**EXERCISE BRIEF**.
Return the entries verbatim and drop every picture.

**DATA SHOWN**.
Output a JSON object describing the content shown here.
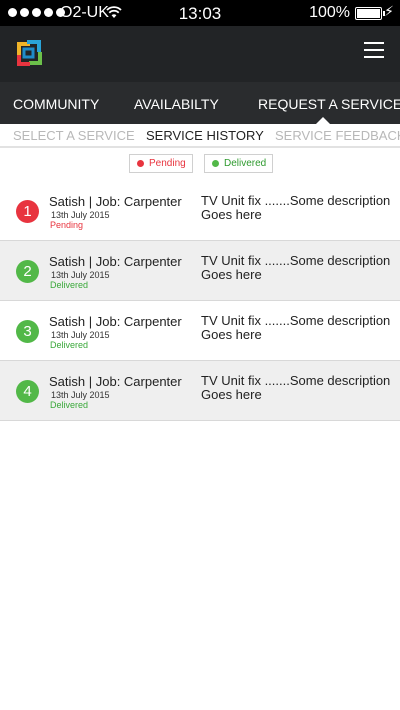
{
  "colors": {
    "pending": "#e8343f",
    "delivered": "#52b848",
    "header_bg": "#222426",
    "nav_bg": "#2a2c2e"
  },
  "status_bar": {
    "carrier": "O2-UK",
    "time": "13:03",
    "battery": "100%",
    "icons": [
      "signal-dots-icon",
      "wifi-icon",
      "battery-icon",
      "charging-icon"
    ]
  },
  "header": {
    "logo": "app-logo-icon",
    "menu": "hamburger-menu-icon"
  },
  "main_nav": {
    "items": [
      {
        "label": "COMMUNITY"
      },
      {
        "label": "AVAILABILTY"
      },
      {
        "label": "REQUEST A SERVICE",
        "active": true
      }
    ]
  },
  "sub_nav": {
    "items": [
      {
        "label": "SELECT A SERVICE"
      },
      {
        "label": "SERVICE HISTORY",
        "active": true
      },
      {
        "label": "SERVICE FEEDBACK"
      }
    ]
  },
  "legend": {
    "pending": "Pending",
    "delivered": "Delivered"
  },
  "history": [
    {
      "number": "1",
      "title": "Satish | Job: Carpenter",
      "date": "13th July 2015",
      "status": "Pending",
      "description": "TV Unit fix .......Some description Goes here"
    },
    {
      "number": "2",
      "title": "Satish | Job: Carpenter",
      "date": "13th July 2015",
      "status": "Delivered",
      "description": "TV Unit fix .......Some description Goes here"
    },
    {
      "number": "3",
      "title": "Satish | Job: Carpenter",
      "date": "13th July 2015",
      "status": "Delivered",
      "description": "TV Unit fix .......Some description Goes here"
    },
    {
      "number": "4",
      "title": "Satish | Job: Carpenter",
      "date": "13th July 2015",
      "status": "Delivered",
      "description": "TV Unit fix .......Some description Goes here"
    }
  ]
}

**RESULT FOR THIS TASK**.
Output a JSON object describing the content shown here.
{
  "colors": {
    "pending": "#e8343f",
    "delivered": "#52b848",
    "header_bg": "#222426",
    "nav_bg": "#2a2c2e"
  },
  "status_bar": {
    "carrier": "O2-UK",
    "time": "13:03",
    "battery": "100%",
    "icons": [
      "signal-dots-icon",
      "wifi-icon",
      "battery-icon",
      "charging-icon"
    ]
  },
  "header": {
    "logo": "app-logo-icon",
    "menu": "hamburger-menu-icon"
  },
  "main_nav": {
    "items": [
      {
        "label": "COMMUNITY"
      },
      {
        "label": "AVAILABILTY"
      },
      {
        "label": "REQUEST A SERVICE",
        "active": true
      }
    ]
  },
  "sub_nav": {
    "items": [
      {
        "label": "SELECT A SERVICE"
      },
      {
        "label": "SERVICE HISTORY",
        "active": true
      },
      {
        "label": "SERVICE FEEDBACK"
      }
    ]
  },
  "legend": {
    "pending": "Pending",
    "delivered": "Delivered"
  },
  "history": [
    {
      "number": "1",
      "title": "Satish | Job: Carpenter",
      "date": "13th July 2015",
      "status": "Pending",
      "description": "TV Unit fix .......Some description Goes here"
    },
    {
      "number": "2",
      "title": "Satish | Job: Carpenter",
      "date": "13th July 2015",
      "status": "Delivered",
      "description": "TV Unit fix .......Some description Goes here"
    },
    {
      "number": "3",
      "title": "Satish | Job: Carpenter",
      "date": "13th July 2015",
      "status": "Delivered",
      "description": "TV Unit fix .......Some description Goes here"
    },
    {
      "number": "4",
      "title": "Satish | Job: Carpenter",
      "date": "13th July 2015",
      "status": "Delivered",
      "description": "TV Unit fix .......Some description Goes here"
    }
  ]
}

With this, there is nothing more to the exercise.